10/02/2012 08:53 EDT | Updated 12/01/2012 05:12 EST

After Three Strikes, Rob Anders Should Be Out

For Rob Anders, who on Monday told an iPolitics reporter that Thomas Mulcair was in some way responsible for hastening Jack Layton's death, controversy is nothing new. He was once removed from a veteran's affairs committee for frequently falling asleep and showing disrespect for our veterans and was the sole member to speak out against Nelson Mandela's honorary Canadian citizenship.


In Canada, five non-citizen individuals have been honoured with an honorary Canadian citizenship and three have been Nobel Peace Prize laureates.

The first to be honored was former Swedish diplomat and Holocaust hero, Raoul Wallenberg in 1985 followed by former South African President, Nelson Mandela in 2001.

Since then, Tenzin Gvatso, the 14th Dalai Lama, Aung San Suu Kyi, the once Prime Minister-elect of Burma and His Highness, the Aga Khan, the 49th Imam of the Shia Ismaili Muslims have been honored with Canada's highest honor to a non citizen.

In the years Canada honoured these distinguished citizens, the act was accepted by the House of Commons unanimously except in 2001. This was the year Nelson Mandela was honoured by Parliament on his rare state visit to Canada.

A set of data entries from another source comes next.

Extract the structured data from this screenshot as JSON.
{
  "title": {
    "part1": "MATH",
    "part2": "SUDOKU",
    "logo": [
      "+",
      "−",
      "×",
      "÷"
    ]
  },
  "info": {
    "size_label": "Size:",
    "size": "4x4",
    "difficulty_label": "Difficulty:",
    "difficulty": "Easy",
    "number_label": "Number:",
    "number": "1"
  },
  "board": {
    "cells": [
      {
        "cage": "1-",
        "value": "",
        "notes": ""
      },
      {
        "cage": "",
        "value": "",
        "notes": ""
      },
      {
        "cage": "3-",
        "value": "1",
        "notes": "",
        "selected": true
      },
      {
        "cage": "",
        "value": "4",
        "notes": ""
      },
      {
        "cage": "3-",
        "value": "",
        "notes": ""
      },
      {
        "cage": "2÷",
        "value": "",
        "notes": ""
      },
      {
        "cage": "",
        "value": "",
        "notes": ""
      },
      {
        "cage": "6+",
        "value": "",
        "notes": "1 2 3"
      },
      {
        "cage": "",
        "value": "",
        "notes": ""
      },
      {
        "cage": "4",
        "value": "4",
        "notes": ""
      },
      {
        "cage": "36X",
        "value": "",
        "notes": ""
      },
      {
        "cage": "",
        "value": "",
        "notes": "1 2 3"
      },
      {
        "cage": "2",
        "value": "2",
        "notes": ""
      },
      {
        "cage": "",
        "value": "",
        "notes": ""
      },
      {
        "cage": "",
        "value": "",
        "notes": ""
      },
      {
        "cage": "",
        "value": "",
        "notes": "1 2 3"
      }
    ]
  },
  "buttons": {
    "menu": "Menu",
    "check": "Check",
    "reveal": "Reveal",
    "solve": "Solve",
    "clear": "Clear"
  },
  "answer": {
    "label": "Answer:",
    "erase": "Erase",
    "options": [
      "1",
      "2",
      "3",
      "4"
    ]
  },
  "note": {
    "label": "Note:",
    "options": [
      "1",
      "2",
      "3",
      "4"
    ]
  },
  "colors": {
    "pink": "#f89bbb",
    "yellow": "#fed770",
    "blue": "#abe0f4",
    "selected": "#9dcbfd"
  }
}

The act was accepted by the then five recognized political parties in the House of Commons yet failed to get an unanimous support.

This was because of one certain parliamentarian, Rob Anders, who became the sole member to vote against the act calling Mandela a "criminal and a communist." This was not only an embarrassment to his political party and his then party leader, Preston Manning but was a black eye for Canada and its reputation.

Earlier today, in a published article in iPolitics, Anders commented about the life of the late NDP Leader, Jack Layton and his illness that intimately took his life.

He remarked how: "I actually think one of the great stories that was missed by journalists was that Mr. Mulcair, with his arm twisted behind the scenes, helped to hasten Jack Layton's death." He further stated:

It was very clear to me watching the two of those gentlemen in the front benches, that Jack Layton was ill and that Mr. Mulcair was making it quite obvious that if Jack wasn't well enough to fight the campaign and fight the election that he should step aside, and that because of that, Mr. Layton put his life at risk to go into the national election, and fight it, and did obviously an amazing job considering his state of health, and that he did that partly because of the arm-twisting behind the scenes by Mulcair and then subsequently died.

The Prime Minister reacted on twitter via his Director of Communications by remarking how "Mr. Anders' comments regarding Jack Layton in no way represent the views of Prime Minister Harper or the Government."

For Rob Anders -- controversy is nothing new. He was once removed from a veteran's affairs committee for frequently falling asleep and showing disrespect for our veterans.

On Monday, it was Nova Scotia NDP MP who spoke eloquently about Rob Anders and how the Prime Minister should act instead of sending a mere Twitter statement condemning a hurtful statement from a person who holds such a distinguished public position.

He commented in part how "If I was Mr. Harper, he would be gone, out of the Conservative Party in a heartbeat. That kind of attitude, that kind of comment, that's insane. That is a disgrace to not only Mr. Mulcair but to the legacy of Mr. Layton. Think about how Olivia Chow must feel. That is just absolutely cold-hearted ......he should be removed from Parliament altogether."

Even though I believe the electors are ultimately responsible in making judgment to their local MPs, I believe the Prime Minister should act and remove him from the Conservative Party of Canada immediately. While the moderates in our political parties excite, unite and inspire us, the extremists worry and disturb us passionately as much.

Rob Anders is not just an embarrassment to his political party but to Canada and the public service as a whole. Extremism and stupidity should have no place in our Canadian public discourse.